Steve Brockett

Born in Worthing UK in 1960, I moved to Wales as a child and undertook my professional training in Fine Art and Painting at Cardiff. Between 1985 and 2002 I exhibited widely and developed an international reputation for Kite Art.

In the early 90s I began spending time in Spain and in 1998 I returned to oil painting, then spending a period of 6 months full time painting in Spain. Most of my painting is to commission and alongside my kites they are held in numerous private collections around the world.

After 11 years as a paragliding pilot; starting to fly paramotors in 2006 gave me the opportunity to be in the air and concentrate on the subtleties of the land. What I saw, and was drawn to, was this textural landscape and mark-making that directly links to my latest paintings. The camera has become a perfect tool to capture and convey this world. For me, these aerial images that make up my current work are both revealing and compelling.

Lines in the landscape have a fascination, from the Nazcar lines to the Great Wall of China – these momentous delineations of the landscape viewed from above remind us of our love of making marks on this world in a grand scale. However, unbeknownst to us, we are making marks on a smaller, but no less aesthetic scale, from footprints that trace journeys in soft ground; the emboldened marks and divisions in the landscape that were drawn by tractors, vehicles, planting and the variation of form through the passage of the sun.

These are aerial images taken from my paramotor – the oblique and long shadows causing ephemeral worlds to be created under my feet. Flying makes these visible – our paths, our patterns, our ways.

Clementina van der Walt

Clementina has been a significant force in South African ceramics for the last three decades. A recent exhibitor at Ceramic Art London (Royal College of Art), she comes to us with a new collection of work. Here is an artist working with a unique purity and vibrancy, from outside the British ceramic tradition.

‘Clementina’s platters, bowls and cups serve as objects both for use and for contemplation… They are touched by hand and lip as well as the eye and mind… the smooth gloss interior of a plate where the food is to rest is set against the matt surface of the rim – sufficiently rough to speak of baked earth but not coarse enough to repel the hand… They are lyrical and light. They make reference to the African cultural and physical landscape in the play of colour – a dark brown of wet earth against the ochre of burnt veldt; the khaki of grass against the white of cloud, and always the grace note of that wonderful ox blood red.’

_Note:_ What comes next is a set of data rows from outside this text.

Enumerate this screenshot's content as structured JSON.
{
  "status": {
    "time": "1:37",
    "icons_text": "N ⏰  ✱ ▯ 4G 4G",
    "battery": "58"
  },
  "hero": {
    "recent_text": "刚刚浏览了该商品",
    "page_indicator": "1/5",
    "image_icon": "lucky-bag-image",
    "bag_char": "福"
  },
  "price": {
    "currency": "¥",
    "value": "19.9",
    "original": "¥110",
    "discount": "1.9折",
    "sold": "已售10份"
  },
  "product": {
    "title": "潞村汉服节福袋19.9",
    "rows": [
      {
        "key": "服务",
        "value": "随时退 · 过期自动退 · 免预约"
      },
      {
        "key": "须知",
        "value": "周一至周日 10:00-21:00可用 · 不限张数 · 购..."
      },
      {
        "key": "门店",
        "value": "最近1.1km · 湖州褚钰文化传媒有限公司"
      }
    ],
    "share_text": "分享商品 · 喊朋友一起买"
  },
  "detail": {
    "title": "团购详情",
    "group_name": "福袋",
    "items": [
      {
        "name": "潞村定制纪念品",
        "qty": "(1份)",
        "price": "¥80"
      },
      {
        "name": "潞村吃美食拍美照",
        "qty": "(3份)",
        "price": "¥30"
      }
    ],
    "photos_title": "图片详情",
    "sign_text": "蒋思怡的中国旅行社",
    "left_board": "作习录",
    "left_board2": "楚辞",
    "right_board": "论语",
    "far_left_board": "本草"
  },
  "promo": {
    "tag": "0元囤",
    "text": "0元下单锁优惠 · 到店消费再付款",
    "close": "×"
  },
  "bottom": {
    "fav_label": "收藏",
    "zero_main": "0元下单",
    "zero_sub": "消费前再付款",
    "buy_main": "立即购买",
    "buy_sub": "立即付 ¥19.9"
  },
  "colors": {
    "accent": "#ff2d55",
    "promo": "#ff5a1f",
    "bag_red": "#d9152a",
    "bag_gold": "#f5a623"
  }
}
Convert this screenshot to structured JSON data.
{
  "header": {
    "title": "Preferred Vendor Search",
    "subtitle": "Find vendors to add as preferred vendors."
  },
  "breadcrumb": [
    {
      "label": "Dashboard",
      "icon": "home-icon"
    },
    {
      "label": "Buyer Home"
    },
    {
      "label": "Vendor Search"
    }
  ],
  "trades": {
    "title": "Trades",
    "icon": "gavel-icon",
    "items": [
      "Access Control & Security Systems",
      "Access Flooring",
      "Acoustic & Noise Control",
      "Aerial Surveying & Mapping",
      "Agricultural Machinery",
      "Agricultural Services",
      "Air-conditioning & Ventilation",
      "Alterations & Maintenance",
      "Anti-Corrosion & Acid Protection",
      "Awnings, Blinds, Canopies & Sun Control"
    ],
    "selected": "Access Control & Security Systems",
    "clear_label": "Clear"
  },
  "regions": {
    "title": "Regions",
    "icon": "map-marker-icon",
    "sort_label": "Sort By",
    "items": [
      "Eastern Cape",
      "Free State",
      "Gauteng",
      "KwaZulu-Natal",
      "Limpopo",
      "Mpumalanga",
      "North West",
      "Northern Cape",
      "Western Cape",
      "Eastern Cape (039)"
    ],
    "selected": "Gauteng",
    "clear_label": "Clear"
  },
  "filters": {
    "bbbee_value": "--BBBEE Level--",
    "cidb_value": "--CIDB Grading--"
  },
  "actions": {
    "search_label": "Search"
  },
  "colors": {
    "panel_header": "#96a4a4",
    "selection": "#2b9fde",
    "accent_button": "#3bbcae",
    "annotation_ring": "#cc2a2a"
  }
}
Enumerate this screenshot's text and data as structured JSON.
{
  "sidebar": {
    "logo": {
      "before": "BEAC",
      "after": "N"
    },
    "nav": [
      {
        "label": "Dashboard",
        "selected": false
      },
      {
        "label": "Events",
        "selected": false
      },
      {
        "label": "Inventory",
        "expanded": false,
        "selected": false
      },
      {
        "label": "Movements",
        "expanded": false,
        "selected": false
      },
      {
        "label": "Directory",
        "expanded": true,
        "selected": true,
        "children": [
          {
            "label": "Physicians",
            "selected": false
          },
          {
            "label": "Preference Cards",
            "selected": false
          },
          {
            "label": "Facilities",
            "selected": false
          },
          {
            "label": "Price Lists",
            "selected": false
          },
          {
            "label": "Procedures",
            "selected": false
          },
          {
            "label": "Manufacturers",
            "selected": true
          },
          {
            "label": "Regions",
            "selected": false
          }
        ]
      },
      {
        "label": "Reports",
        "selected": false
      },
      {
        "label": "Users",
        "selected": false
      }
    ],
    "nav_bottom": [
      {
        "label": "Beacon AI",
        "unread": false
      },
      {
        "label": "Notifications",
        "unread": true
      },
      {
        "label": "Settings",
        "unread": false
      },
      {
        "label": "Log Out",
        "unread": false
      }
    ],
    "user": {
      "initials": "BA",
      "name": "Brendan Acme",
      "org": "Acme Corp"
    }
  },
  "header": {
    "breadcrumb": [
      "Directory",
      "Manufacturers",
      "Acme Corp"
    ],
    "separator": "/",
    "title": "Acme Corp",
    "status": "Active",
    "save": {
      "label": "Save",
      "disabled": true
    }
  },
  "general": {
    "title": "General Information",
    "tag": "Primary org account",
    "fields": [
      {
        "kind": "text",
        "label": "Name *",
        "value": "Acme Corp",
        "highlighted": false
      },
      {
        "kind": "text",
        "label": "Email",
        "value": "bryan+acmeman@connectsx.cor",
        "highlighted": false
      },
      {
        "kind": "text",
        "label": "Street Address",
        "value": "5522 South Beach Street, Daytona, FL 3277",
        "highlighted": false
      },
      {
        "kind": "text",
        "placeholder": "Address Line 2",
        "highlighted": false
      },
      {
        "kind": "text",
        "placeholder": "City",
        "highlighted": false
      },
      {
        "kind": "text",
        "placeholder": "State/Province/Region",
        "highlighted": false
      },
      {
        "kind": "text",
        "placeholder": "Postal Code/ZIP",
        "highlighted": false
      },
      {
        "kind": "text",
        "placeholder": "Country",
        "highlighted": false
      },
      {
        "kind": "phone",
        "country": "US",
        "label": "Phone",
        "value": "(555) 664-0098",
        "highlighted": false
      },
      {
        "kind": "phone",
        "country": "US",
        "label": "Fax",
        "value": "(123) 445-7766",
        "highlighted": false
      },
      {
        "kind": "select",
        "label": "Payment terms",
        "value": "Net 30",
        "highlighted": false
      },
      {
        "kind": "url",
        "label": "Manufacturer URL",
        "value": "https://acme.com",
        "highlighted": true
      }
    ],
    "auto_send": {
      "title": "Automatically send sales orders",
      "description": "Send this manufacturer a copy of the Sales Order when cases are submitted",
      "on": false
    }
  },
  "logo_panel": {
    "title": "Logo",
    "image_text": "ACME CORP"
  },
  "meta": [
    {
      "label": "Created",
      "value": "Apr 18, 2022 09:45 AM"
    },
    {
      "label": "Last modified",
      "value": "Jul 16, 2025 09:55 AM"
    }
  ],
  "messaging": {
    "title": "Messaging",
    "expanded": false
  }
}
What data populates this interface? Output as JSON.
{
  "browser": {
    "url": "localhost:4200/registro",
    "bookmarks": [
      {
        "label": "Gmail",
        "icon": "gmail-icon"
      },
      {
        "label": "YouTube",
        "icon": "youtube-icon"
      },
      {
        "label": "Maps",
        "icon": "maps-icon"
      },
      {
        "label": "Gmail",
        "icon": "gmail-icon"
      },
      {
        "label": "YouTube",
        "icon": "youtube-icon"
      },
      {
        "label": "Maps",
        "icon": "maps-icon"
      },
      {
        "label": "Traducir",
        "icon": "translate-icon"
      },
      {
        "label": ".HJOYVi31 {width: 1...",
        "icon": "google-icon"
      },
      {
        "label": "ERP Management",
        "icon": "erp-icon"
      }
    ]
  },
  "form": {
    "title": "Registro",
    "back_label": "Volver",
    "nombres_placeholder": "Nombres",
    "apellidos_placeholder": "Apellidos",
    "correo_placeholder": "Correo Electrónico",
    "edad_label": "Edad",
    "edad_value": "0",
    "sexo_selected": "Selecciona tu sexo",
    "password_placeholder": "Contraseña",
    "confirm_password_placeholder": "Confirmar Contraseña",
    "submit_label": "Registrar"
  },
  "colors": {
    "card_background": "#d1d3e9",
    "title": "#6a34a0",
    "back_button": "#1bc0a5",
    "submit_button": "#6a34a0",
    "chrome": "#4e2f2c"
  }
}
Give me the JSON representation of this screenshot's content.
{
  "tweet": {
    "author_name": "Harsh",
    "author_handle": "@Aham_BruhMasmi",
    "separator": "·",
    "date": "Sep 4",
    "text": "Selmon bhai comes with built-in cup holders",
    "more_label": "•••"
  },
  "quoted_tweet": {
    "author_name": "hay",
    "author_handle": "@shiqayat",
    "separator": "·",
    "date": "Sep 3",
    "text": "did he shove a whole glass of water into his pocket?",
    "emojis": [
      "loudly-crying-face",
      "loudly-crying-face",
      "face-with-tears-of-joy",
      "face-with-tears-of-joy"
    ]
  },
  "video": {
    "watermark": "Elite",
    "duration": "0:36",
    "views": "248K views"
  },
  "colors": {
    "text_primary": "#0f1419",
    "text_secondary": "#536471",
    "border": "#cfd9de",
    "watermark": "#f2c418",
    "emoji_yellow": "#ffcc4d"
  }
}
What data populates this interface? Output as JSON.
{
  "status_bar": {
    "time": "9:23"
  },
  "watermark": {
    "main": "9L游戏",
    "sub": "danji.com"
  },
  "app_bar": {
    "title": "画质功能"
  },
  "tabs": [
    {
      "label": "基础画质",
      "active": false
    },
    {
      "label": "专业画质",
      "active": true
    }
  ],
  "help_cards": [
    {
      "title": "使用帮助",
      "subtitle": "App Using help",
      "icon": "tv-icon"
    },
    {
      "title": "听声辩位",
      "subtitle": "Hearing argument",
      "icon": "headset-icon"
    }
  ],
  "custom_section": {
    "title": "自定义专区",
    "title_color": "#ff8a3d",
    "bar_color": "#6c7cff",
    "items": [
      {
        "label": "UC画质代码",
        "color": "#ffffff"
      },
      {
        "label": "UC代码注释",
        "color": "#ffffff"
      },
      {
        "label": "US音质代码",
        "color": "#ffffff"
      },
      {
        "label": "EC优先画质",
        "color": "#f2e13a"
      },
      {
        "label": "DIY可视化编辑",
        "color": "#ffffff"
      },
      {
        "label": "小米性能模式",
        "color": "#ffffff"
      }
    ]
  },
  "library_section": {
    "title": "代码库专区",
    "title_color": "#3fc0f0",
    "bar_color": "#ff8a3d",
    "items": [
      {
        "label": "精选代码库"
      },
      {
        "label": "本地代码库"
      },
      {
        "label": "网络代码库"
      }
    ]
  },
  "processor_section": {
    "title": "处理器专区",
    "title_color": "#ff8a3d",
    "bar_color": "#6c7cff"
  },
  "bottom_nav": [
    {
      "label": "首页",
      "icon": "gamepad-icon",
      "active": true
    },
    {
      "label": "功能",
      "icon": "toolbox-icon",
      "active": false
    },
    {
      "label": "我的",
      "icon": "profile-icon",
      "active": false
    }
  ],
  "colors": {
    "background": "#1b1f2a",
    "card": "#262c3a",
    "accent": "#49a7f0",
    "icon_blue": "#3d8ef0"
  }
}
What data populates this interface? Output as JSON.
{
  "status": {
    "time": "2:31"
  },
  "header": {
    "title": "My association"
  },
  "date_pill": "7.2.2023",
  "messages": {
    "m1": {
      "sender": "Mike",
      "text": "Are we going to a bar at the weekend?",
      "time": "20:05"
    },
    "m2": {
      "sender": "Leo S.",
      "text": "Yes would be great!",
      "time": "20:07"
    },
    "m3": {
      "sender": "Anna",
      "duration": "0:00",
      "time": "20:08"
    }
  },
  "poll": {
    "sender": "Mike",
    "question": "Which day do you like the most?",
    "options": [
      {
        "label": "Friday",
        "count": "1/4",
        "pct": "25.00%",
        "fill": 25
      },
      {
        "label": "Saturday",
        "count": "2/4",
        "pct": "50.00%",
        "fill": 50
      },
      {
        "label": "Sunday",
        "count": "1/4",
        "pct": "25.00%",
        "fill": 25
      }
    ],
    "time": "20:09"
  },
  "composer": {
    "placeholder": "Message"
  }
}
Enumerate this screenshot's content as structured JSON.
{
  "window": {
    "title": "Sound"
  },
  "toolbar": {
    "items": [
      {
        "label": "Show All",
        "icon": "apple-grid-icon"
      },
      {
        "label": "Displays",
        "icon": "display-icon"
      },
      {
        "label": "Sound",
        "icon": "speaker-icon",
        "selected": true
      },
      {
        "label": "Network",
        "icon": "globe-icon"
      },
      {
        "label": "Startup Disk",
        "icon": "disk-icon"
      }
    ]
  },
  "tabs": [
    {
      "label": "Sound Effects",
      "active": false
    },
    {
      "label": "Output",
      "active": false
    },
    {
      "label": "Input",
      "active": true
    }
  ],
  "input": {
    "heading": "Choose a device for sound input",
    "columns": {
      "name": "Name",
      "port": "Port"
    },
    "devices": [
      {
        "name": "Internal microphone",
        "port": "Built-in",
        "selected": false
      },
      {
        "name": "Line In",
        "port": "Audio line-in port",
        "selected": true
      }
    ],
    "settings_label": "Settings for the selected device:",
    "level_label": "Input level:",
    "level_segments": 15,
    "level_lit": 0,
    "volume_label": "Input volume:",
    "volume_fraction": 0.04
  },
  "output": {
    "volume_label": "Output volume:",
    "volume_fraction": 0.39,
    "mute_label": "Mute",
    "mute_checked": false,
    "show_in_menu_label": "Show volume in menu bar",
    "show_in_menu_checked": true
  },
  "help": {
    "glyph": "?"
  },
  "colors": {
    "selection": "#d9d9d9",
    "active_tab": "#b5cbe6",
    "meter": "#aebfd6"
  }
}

(Exhibition review by Wilma Cruise, Irma Stern Museum, Cape Town, 2005.)

Syann van Niftrik

Syann was born in South Africa, and originally trained as a ceramic designer. The shift from architectural mural works to jewellery came when she moved to The Netherlands in 1971, and her first UK studio was set up in 1979. Syann is an established maker, who has exhibited widely and is currently a visiting lecturer on the BA Jewellery course at Central St. Martins, London. She also mentors students from Edinburgh School of Art, Central St. Martins and the Bournemouth Institute.

‘My early years were passed in Africa with unmistakable rhythms, textures and hues. I breathed it in deeply winding it freely into my northern birth right. Together these cultures gave me a palette of totems from which to create a comforting philosophy in the solidity and validity of abstract creation. My work draws freely from my environment without being representational. It is the possibilities inherent in the material and the making process that interests me and I like this to be discernible. I consciously keep the methods simple in order to leave room for elements of my subconscious, and the response of the viewer, to take hold. This together with a need to make a piece that sits on and moves comfortably with the body is what I seek to do.’